Some people say a community center is just a babysitting service for the “bad” kids in the streets. I say that because literally, someone just told me that. When a family lives in poverty, below poverty, and for generations, it is difficult to see any other way. And, everyday is a struggle. Whether just getting to work via the bus, while getting the kids to school, how can a family pay 13k a year in after care? The alternative is the street. Out of school time, that is education based, at no cost, is critical for families in poverty. Bottom line, community centers like ours work, education based. With support and education we can end generational poverty. Everything is extremely difficult in poverty, and it is a constant struggle. What someone with a fairly good living can take care of in 5 minutes, a family in poverty may take an 8 hour day of riding buses from one side of the city to the other. We have several families how that the parents have continued their education and are finally seeing progress. But, it took a village….takes a village. It takes great schools, great city transportation, city oversight on slum lords, good policing, a system that works to protect our children and assist the families, access to support, groceries, health care, and rehabilitation, it takes a safe place for children to learn and grow after school and summer. It means being able to bathe, have clothes for an interview, job training, a bank account and a home. We may work with kids and families in school, home (We do visits to both) and offer our educational programs at no cost, we also provide resources, BUT, ultimately the parents and caregivers in the family have to make a choice. We fight with each family from beginning to end, but the family has to sign on or we can only get so far. Every child, every family has a different story at the center, and all are very tough and heartbreaking at times, but each day we remain hopeful.
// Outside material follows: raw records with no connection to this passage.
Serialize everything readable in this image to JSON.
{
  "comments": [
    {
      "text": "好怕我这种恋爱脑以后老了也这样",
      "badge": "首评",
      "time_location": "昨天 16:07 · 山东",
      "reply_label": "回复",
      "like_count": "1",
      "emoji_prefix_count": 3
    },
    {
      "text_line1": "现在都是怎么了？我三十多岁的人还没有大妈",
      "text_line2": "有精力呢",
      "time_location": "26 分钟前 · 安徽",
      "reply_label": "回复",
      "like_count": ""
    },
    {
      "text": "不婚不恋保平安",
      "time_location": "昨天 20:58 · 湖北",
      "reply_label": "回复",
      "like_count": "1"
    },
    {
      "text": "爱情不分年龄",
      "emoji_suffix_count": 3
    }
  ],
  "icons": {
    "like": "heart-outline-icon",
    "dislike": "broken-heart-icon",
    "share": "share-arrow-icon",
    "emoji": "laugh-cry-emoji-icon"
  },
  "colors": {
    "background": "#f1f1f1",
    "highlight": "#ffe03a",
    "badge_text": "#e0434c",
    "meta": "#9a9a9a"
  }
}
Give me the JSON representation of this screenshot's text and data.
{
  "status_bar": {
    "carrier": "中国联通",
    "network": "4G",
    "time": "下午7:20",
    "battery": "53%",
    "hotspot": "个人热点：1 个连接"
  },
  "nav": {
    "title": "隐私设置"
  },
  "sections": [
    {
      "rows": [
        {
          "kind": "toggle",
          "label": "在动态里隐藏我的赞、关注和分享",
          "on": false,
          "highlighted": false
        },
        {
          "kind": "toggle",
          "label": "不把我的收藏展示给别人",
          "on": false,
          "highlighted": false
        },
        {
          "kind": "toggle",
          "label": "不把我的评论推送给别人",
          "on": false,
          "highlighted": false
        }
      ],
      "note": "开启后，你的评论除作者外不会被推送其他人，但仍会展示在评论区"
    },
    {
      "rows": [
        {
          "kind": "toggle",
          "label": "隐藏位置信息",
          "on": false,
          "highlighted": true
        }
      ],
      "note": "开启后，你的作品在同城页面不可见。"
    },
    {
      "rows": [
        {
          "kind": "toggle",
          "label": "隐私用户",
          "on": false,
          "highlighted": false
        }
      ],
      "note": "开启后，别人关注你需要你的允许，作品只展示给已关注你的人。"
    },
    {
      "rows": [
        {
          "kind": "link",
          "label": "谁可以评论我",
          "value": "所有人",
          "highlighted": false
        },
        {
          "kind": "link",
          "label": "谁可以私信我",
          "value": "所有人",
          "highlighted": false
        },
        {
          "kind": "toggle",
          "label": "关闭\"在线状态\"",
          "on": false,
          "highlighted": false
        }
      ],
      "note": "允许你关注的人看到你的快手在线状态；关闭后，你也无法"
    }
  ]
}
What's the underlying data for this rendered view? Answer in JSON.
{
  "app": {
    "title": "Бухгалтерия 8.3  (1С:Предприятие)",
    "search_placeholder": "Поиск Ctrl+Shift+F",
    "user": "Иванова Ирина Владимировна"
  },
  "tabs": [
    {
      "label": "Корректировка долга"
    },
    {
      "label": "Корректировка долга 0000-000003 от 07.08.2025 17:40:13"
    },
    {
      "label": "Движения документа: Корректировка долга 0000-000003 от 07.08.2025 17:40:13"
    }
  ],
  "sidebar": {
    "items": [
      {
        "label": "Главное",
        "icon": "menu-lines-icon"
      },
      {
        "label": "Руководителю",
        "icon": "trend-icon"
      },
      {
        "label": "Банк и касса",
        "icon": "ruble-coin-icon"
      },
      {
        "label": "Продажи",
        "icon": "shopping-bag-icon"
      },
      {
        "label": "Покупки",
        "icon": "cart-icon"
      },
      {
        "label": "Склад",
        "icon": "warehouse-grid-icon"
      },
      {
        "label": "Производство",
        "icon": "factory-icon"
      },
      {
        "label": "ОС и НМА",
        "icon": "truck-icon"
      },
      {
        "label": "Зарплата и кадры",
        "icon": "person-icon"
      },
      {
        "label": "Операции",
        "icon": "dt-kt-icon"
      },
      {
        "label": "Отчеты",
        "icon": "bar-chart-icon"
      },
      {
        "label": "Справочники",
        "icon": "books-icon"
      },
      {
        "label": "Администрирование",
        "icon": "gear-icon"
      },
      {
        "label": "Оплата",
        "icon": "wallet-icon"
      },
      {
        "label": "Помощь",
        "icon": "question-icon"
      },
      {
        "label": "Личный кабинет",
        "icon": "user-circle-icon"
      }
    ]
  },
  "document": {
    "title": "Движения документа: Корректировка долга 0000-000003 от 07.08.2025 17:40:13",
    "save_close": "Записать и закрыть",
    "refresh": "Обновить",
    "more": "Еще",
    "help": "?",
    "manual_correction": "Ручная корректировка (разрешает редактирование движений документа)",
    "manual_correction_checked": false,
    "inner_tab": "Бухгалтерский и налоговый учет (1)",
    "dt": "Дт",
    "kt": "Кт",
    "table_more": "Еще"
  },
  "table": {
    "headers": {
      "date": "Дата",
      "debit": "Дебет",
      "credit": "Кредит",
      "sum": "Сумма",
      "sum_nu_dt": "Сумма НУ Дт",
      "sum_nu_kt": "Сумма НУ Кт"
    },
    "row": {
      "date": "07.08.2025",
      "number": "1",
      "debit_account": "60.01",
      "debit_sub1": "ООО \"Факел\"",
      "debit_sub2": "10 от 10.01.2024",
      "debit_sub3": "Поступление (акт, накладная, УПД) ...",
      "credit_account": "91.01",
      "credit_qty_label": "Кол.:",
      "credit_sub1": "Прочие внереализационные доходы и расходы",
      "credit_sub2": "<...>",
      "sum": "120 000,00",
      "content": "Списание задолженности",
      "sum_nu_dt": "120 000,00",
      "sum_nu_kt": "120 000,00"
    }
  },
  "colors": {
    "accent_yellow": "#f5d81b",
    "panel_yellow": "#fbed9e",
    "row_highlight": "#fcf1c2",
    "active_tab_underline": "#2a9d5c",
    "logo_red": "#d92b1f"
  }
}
Crowdfunding Campaign: bit.ly/2PPKq7Z
More about St. Francis Neighborhood Center:
St. Francis Neighborhood Center is the oldest neighborhood center providing enrichment in all of Baltimore City! Our mission is committed to ending generational poverty through education, inspiring self-esteem, self-improvement, and strengthening connections to the community. We are mostly known for youth development programs and resources for children and families living below the federal poverty line.
Christi Green’s bio:
In October 2012, Chrisi Green was hired as Executive Director of the St. Francis Neighborhood Center. Christi has a B.A. in Speech Communications from Miami University of Ohio; and a M.A. in Theological Studies from the University of Dayton with an emphasis on education and counseling. She has nearly 20 years of nonprofit executive management. Christi has a unique mix of corporate and nonprofit experience including top steel sales for a steel service company and year with the Archdiocese of Cincinnati. What brought Christi to Baltimore in 2010 from Ohio was to work for Corporate Sylvan Learning Center, Baltimore, as a Flagship Center Director for the nation, setting the precedent as the number one corporate center for sales and education loans. However, missing the nonprofit sector, St. Francis Neightborhood Center stole her heart.